##### INFORMATION SHOWN #####
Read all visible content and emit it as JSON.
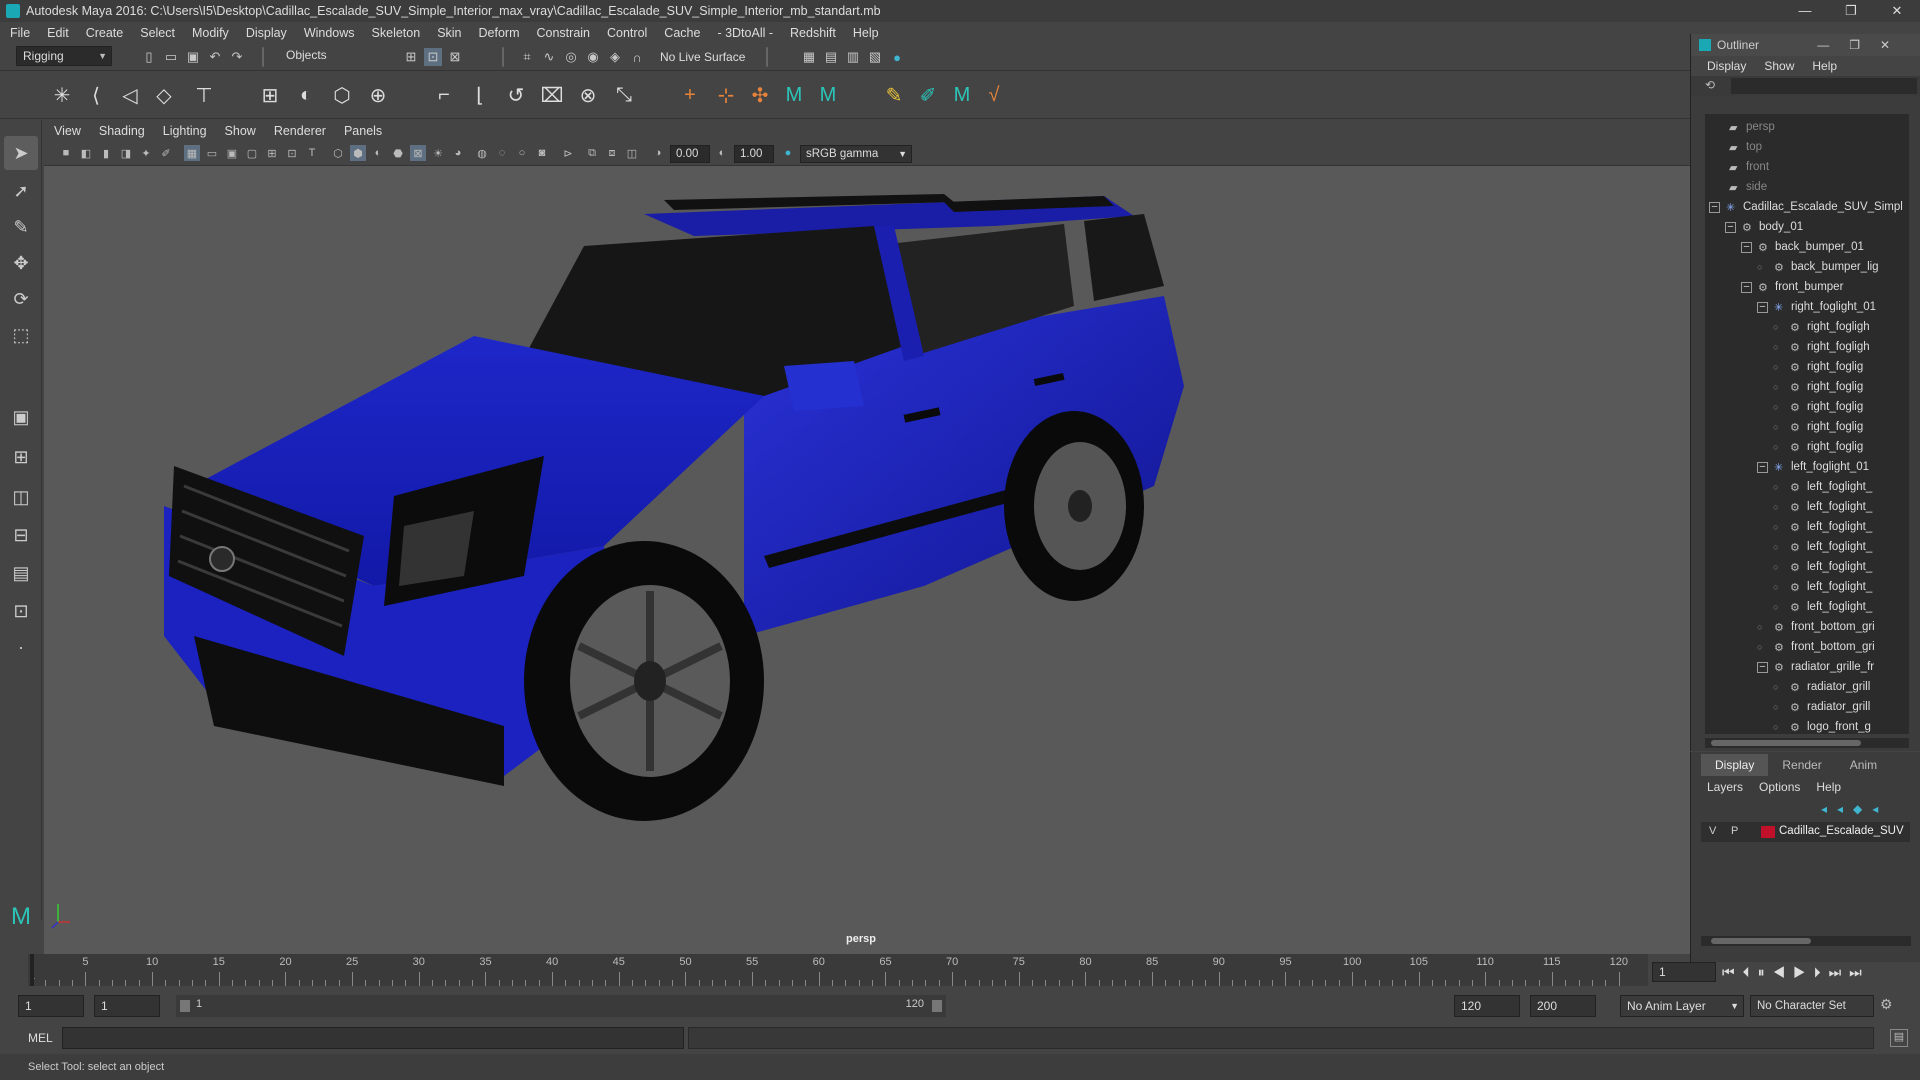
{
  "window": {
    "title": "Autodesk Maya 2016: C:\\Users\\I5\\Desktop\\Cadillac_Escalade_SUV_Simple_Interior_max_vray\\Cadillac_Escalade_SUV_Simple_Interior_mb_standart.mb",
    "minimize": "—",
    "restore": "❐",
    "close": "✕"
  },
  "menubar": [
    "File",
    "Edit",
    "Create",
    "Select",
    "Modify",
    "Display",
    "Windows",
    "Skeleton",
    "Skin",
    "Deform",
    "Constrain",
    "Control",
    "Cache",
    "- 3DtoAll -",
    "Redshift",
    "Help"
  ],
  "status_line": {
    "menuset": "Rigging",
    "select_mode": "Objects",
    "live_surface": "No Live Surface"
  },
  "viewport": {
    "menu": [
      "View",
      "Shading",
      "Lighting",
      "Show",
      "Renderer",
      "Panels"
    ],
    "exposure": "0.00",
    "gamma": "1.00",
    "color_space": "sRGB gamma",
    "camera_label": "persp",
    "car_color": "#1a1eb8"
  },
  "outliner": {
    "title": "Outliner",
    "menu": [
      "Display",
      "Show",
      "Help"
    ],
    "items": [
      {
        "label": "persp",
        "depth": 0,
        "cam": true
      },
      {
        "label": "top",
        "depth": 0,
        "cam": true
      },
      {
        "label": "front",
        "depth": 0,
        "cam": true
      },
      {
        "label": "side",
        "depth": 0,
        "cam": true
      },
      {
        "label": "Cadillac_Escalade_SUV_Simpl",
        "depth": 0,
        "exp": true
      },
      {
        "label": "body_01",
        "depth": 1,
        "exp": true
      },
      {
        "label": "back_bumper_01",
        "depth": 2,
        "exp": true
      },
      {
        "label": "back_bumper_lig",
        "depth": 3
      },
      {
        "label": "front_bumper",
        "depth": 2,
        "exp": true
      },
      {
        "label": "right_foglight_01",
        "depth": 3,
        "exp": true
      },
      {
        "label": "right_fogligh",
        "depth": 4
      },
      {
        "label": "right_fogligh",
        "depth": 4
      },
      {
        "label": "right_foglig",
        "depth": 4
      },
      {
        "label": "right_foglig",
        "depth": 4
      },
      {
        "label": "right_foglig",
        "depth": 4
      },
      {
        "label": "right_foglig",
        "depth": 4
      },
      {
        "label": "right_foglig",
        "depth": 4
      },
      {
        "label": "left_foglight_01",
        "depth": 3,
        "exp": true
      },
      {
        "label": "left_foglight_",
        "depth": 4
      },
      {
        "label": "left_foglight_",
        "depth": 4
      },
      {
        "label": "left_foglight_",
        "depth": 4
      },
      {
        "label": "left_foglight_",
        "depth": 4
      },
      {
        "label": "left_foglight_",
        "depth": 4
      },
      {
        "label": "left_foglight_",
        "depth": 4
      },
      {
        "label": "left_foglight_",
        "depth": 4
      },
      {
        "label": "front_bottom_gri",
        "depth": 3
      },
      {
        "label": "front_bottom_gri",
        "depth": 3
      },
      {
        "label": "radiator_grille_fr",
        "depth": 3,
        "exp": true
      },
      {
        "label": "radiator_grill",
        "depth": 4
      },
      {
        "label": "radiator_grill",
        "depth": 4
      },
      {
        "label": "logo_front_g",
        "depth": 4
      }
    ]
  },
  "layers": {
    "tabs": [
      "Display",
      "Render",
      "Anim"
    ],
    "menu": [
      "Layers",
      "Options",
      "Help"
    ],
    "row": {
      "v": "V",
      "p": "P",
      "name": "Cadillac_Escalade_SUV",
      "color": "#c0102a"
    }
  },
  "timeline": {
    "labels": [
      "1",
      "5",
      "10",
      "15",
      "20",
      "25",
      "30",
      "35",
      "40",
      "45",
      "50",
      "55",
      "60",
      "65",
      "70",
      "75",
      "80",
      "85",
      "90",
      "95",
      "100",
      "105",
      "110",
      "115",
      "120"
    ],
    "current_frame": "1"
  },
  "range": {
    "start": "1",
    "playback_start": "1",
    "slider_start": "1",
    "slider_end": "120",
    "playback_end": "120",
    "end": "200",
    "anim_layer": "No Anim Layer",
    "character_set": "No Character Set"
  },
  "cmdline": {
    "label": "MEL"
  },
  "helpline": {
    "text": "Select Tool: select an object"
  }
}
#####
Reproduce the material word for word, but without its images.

FINISHED EXERCISE
Read all visible content and emit it as JSON.
{
  "window": {
    "title": "Autodesk Maya 2016: C:\\Users\\I5\\Desktop\\Cadillac_Escalade_SUV_Simple_Interior_max_vray\\Cadillac_Escalade_SUV_Simple_Interior_mb_standart.mb",
    "minimize": "—",
    "restore": "❐",
    "close": "✕"
  },
  "menubar": [
    "File",
    "Edit",
    "Create",
    "Select",
    "Modify",
    "Display",
    "Windows",
    "Skeleton",
    "Skin",
    "Deform",
    "Constrain",
    "Control",
    "Cache",
    "- 3DtoAll -",
    "Redshift",
    "Help"
  ],
  "status_line": {
    "menuset": "Rigging",
    "select_mode": "Objects",
    "live_surface": "No Live Surface"
  },
  "viewport": {
    "menu": [
      "View",
      "Shading",
      "Lighting",
      "Show",
      "Renderer",
      "Panels"
    ],
    "exposure": "0.00",
    "gamma": "1.00",
    "color_space": "sRGB gamma",
    "camera_label": "persp",
    "car_color": "#1a1eb8"
  },
  "outliner": {
    "title": "Outliner",
    "menu": [
      "Display",
      "Show",
      "Help"
    ],
    "items": [
      {
        "label": "persp",
        "depth": 0,
        "cam": true
      },
      {
        "label": "top",
        "depth": 0,
        "cam": true
      },
      {
        "label": "front",
        "depth": 0,
        "cam": true
      },
      {
        "label": "side",
        "depth": 0,
        "cam": true
      },
      {
        "label": "Cadillac_Escalade_SUV_Simpl",
        "depth": 0,
        "exp": true
      },
      {
        "label": "body_01",
        "depth": 1,
        "exp": true
      },
      {
        "label": "back_bumper_01",
        "depth": 2,
        "exp": true
      },
      {
        "label": "back_bumper_lig",
        "depth": 3
      },
      {
        "label": "front_bumper",
        "depth": 2,
        "exp": true
      },
      {
        "label": "right_foglight_01",
        "depth": 3,
        "exp": true
      },
      {
        "label": "right_fogligh",
        "depth": 4
      },
      {
        "label": "right_fogligh",
        "depth": 4
      },
      {
        "label": "right_foglig",
        "depth": 4
      },
      {
        "label": "right_foglig",
        "depth": 4
      },
      {
        "label": "right_foglig",
        "depth": 4
      },
      {
        "label": "right_foglig",
        "depth": 4
      },
      {
        "label": "right_foglig",
        "depth": 4
      },
      {
        "label": "left_foglight_01",
        "depth": 3,
        "exp": true
      },
      {
        "label": "left_foglight_",
        "depth": 4
      },
      {
        "label": "left_foglight_",
        "depth": 4
      },
      {
        "label": "left_foglight_",
        "depth": 4
      },
      {
        "label": "left_foglight_",
        "depth": 4
      },
      {
        "label": "left_foglight_",
        "depth": 4
      },
      {
        "label": "left_foglight_",
        "depth": 4
      },
      {
        "label": "left_foglight_",
        "depth": 4
      },
      {
        "label": "front_bottom_gri",
        "depth": 3
      },
      {
        "label": "front_bottom_gri",
        "depth": 3
      },
      {
        "label": "radiator_grille_fr",
        "depth": 3,
        "exp": true
      },
      {
        "label": "radiator_grill",
        "depth": 4
      },
      {
        "label": "radiator_grill",
        "depth": 4
      },
      {
        "label": "logo_front_g",
        "depth": 4
      }
    ]
  },
  "layers": {
    "tabs": [
      "Display",
      "Render",
      "Anim"
    ],
    "menu": [
      "Layers",
      "Options",
      "Help"
    ],
    "row": {
      "v": "V",
      "p": "P",
      "name": "Cadillac_Escalade_SUV",
      "color": "#c0102a"
    }
  },
  "timeline": {
    "labels": [
      "1",
      "5",
      "10",
      "15",
      "20",
      "25",
      "30",
      "35",
      "40",
      "45",
      "50",
      "55",
      "60",
      "65",
      "70",
      "75",
      "80",
      "85",
      "90",
      "95",
      "100",
      "105",
      "110",
      "115",
      "120"
    ],
    "current_frame": "1"
  },
  "range": {
    "start": "1",
    "playback_start": "1",
    "slider_start": "1",
    "slider_end": "120",
    "playback_end": "120",
    "end": "200",
    "anim_layer": "No Anim Layer",
    "character_set": "No Character Set"
  },
  "cmdline": {
    "label": "MEL"
  },
  "helpline": {
    "text": "Select Tool: select an object"
  }
}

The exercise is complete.